A recent press release by the National Health and Medical Research Council (NHMRC) stated that where there was evidence to support the use of homeopathy the trials were too small and not well designed. Its kind of damning with faint praise isn’t it?? By the way most of the headlines were a lot less favourable but I read the detail of the report.
So I decided to write about research and try and explain what is contained in the report and perhaps shed a little light on the whole process. I did try and avoid a lot of maths in this discussion but this is going to be a little longer than my usual blog as it covers a fair amount of information.
Research – hierachy and different types
First up there is a hierachy in terms of research evidence in western medicine. At the top of the research hierachy is the randomised controlled trial (RCT) , which is regarded as the gold standard of evidence. Unfortunately it takes a lot of gold to meet the gold standard and it will always be more difficult with natural medicine which can’t really patent its findings to generate the types of revenues that fund this standard of research.
How much of western medicine is based on the gold standard of RCT’s? Surprisingly a lot less than you would think. Back in the 1980’s when the Cochrane Collection was established only 10- 15% of drugs in use had been subject to this research. The rest of the time they relied on long term clinical use (kind of like a lot of natural medicine). That number has at least doubled in part due to the efforts of the Cochrane Collection which is an independent research body promoting the use of evidence based research in clinical decision making.
Before you get to the RCT however there are other forms of research which contribute to the picture , this can include case study reports, in vitro research (cells in a test tube), animal studies and cohort studies, case control studies and clinical use. A case study report is usually a report which can highlight problems with an existing treatment or a way of dealing with a case which yields some new information. Studies on cells in test tubes or animals may be done at the start of research. They are not considered as reliable as human trials as humans may react differently to animals.
Case control studies try to identify what is different between a group who have developed a condition and those who didn’t. They tend to be more cost effective but not always as reliable as a Cohort study where participants are tracked over a long period of time.

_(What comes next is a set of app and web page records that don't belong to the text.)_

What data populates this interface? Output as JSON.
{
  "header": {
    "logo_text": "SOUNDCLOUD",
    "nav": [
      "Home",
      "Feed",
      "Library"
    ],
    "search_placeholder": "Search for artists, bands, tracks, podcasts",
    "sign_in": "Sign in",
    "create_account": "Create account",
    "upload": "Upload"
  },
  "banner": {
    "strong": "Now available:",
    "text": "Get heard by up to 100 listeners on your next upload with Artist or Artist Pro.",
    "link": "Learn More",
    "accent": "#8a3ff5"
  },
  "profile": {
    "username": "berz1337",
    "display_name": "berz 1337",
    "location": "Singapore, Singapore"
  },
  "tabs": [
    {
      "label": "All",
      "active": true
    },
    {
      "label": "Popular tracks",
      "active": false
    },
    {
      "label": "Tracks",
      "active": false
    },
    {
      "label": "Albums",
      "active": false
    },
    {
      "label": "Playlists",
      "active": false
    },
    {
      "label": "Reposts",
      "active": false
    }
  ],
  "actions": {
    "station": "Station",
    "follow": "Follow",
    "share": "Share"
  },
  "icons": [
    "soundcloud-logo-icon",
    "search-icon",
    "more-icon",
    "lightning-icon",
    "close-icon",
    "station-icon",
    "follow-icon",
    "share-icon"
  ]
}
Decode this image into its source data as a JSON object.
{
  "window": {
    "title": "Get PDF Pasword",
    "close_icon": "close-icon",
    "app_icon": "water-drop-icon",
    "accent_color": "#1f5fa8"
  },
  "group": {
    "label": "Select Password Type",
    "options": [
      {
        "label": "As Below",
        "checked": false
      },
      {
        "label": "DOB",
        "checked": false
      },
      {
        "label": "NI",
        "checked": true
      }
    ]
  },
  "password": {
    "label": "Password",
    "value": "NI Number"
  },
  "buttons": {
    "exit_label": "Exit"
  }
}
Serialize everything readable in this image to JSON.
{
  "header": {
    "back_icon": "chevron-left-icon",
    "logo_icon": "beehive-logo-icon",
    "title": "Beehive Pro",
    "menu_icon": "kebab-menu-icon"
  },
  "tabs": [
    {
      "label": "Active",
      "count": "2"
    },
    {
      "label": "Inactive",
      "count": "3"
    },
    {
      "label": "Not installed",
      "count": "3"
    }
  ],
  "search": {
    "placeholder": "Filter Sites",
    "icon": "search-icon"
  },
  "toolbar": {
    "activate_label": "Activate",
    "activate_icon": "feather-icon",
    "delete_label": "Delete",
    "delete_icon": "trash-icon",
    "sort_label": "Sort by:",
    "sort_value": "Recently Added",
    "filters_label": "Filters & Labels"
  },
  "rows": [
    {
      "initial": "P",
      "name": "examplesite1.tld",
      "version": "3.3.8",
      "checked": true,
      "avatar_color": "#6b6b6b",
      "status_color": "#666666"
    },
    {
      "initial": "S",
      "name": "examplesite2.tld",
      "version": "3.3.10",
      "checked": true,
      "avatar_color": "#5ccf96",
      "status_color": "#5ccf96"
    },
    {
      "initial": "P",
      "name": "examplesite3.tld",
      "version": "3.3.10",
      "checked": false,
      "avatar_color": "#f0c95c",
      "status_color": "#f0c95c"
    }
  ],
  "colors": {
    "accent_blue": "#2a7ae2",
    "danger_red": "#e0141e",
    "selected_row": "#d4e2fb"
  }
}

Try remembering what you were eating like ten years ago? See? Its really not that easy. A Cohort study that tracks it over time can document what you were eating at different times in your life and see if the group who develop a condition were eating differently or eating more of a particular food group.
How do we design an RCT?
Whilst the RCT is the gold standard its fairly hard to find any RCT that is perfect. Typically an RCT is set up to compare one treatment against another or against placebo. You then recruit a group of people to your trial who need treatment for that condition – therefore you need to make sure they have the type of condition that will respond to your drug. To avoid complications you try to exclude people in the research who have other conditions as well. In the US students are often happy to participate in those trial’s as its a good way to earn some extra money.
So is that group of people you have just recruited to your study the same as the group of people who will ultimately take your drug? Quite often people as they get a little older are on multiple medications and they aren’t as robust as the group of students who did the trial.
So in your analysis you have just looked at the recruitment of participants and already you may not be that happy with the design.
See how easy it is to start to poke holes in the design of any trial and I haven’t even looked at numbers of participants yet?
Size of trial
To determine how many people you need in a trial you need to look at what the size of the treatment effect is and then a calculation is done (called a power calculation) to determine how many participants you need in your trial at the end to be able to see that the treatment effect is actually statistically significant.
This means a bigger group doesn’t add up to better research. It tends to mean that the smaller benefit someone gets from treatment the larger the group you need to show that it was statistically significant and didn’t just occur by random chance. When newer drugs are being trialled against older drugs you often see only small improvements in the treatment so large scale trials will be needed.
Most natural medicine trials are quite small as funding is usually restricted however there are processes in place to ensure that the size of the group is adequate to measure the treatment effect. The NHMRC was generally negative about the fact that so few of the homeopathic trials had in excess of 500 participants but neglected to explain why that may not be necessary. They completely omitted the explanation of power calculations or whether in fact these indicated that smaller studies were still reliable evidence. Sometimes its not all about size!
Natural Medicine and RCT’s
In the next blog I will look at some of the reasons why natural medicine doesn’t fit well into the world of RCT’s. I was going to cover it here but its already a bit long!! Would love to hear your thoughts so please feel free to comment.